The answer to all of this isn’t war; it’s helping Koreans to see the truth and distinguish it from lies. As I’ve argued before, we are where the last three presidents left us; all we can do now is pursue the strategy that carries the lowest risk of catastrophe. That strategy begins with a clear-eyed understanding of Pyongyang’s strategy, taking it seriously, and devising a strategy to disrupt it. It means preparing the Korean and American people for what may come — mentally, economically, and materially. And as Abrahamian says, yes, we’ll need to solidify the alliance. Trump needs to stop tweeting and making threats, and Moon needs to stop going behind our backs and act like an ally. I’m pessimistic about our capacity to deter more attacks even if we identify new means of deterrence, including the expansion of economic warfare and subversive information operations that scare Kim Jong-un without risking a catastrophic miscalculation that a “limited” counterstrike might. In the medium term, we may develop and deploy better defenses against missiles and artillery, which means we need to buy time, too.

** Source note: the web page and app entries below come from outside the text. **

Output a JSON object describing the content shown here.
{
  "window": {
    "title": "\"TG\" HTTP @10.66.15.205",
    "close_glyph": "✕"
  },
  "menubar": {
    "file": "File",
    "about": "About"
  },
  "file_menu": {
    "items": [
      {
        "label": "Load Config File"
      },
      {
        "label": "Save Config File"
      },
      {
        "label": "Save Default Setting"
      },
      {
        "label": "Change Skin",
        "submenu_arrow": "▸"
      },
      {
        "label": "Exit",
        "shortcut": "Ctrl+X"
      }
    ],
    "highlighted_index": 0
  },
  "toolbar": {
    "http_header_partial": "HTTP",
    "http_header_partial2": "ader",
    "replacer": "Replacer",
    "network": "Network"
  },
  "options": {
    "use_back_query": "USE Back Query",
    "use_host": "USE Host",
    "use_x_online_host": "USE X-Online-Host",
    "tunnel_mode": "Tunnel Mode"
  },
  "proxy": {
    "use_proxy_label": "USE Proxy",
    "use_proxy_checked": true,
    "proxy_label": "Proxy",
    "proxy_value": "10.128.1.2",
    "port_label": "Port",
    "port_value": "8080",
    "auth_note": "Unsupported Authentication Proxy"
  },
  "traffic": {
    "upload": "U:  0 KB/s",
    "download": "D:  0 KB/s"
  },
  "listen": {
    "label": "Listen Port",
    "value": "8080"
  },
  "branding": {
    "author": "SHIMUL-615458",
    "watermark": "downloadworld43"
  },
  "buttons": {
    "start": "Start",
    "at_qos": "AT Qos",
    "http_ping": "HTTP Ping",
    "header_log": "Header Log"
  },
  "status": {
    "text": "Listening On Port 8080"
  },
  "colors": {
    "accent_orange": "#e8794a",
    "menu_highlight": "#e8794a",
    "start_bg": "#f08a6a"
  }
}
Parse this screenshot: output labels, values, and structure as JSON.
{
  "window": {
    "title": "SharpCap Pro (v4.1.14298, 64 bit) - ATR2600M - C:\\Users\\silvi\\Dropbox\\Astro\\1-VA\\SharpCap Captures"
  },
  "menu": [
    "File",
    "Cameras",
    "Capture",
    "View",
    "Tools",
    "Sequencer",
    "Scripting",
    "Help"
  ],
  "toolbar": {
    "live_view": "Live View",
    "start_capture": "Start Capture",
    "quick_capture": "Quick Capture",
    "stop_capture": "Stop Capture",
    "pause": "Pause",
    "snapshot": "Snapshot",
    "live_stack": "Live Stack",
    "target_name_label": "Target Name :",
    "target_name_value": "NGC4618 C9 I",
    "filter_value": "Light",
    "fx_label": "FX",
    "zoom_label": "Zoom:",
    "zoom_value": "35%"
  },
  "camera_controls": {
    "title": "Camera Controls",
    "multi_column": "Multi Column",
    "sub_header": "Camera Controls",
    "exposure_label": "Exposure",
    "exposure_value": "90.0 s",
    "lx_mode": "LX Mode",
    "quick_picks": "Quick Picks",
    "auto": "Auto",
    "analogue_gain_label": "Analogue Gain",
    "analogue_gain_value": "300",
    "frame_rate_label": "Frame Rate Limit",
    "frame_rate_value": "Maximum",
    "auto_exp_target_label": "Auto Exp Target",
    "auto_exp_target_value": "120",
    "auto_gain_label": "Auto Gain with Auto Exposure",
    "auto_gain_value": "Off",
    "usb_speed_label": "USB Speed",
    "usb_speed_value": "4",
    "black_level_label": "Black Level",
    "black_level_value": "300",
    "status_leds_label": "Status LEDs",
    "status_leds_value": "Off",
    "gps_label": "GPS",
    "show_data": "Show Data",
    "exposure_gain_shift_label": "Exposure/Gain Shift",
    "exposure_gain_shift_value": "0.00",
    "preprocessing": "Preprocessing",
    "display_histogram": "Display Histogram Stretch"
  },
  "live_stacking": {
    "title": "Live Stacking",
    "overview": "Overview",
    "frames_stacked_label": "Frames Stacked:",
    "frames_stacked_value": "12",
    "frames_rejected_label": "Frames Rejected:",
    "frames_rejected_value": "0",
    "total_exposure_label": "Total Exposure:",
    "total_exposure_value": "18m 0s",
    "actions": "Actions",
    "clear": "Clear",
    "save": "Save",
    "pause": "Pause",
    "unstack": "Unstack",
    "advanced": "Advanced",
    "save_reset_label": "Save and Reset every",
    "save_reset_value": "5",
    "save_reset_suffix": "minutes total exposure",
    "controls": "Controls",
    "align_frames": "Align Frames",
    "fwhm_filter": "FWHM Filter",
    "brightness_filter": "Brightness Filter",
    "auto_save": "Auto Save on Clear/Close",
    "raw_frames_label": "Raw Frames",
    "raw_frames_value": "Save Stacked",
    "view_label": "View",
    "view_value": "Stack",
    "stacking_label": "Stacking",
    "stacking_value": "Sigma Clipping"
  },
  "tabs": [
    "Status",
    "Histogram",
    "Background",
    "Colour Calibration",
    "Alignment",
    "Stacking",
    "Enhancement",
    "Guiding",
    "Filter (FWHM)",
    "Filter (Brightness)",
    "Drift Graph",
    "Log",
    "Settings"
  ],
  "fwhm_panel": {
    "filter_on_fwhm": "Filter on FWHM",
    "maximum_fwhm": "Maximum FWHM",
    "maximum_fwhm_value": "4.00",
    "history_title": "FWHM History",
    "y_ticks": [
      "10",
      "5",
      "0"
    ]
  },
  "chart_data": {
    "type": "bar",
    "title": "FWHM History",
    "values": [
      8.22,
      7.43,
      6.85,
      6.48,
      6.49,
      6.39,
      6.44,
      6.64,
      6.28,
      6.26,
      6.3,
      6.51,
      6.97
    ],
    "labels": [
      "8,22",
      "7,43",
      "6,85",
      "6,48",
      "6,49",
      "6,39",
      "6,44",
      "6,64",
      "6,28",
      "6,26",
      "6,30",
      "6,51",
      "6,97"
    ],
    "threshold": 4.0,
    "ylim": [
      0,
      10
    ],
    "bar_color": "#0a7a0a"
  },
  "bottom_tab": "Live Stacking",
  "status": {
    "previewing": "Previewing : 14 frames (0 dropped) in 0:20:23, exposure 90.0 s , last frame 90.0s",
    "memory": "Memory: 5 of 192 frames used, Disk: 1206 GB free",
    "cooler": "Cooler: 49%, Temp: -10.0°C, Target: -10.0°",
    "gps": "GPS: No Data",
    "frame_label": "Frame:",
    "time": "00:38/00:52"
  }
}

It also means South Korea needs to strengthen its institutions. It needs multi-party reforms to de-politicize the NIS into two professional organizations that can earn the public’s trust — one for foreign intelligence and one for domestic counterintelligence (it bears emphasis that a reform process must not be used to halt embarrassing investigations or to pack the NIS with any party’s loyalists). It means reforming Korea’s libel laws by making truth a defense. It means protecting journalists who criticize politicians, investigate government malfeasance, and help the public separate truth from smears and conspiracy theories. It means enforcing government records laws with strong legal penalties for destroying evidence or obstructing justice. It means reforming the National Security Law to stop prosecuting those who engage in nonviolent speech and instead focus on the aggressive-but-fair pursuit of incitements to violence and foreign influence, particularly among government officials and teachers. It means strengthening rules of evidence and empowering defense lawyers to challenge the evidence against their clients zealously. And like governments everywhere, Korea must be prepared to relax its obsessive secrecy when the public needs to know the truth to make sound decisions about matters of public interest. Like many societies, including ours, Korea needs to mature in how it adjudicates information and passes judgment. If it can’t, the next few years may end the greatest economic and cultural bloom in its long history.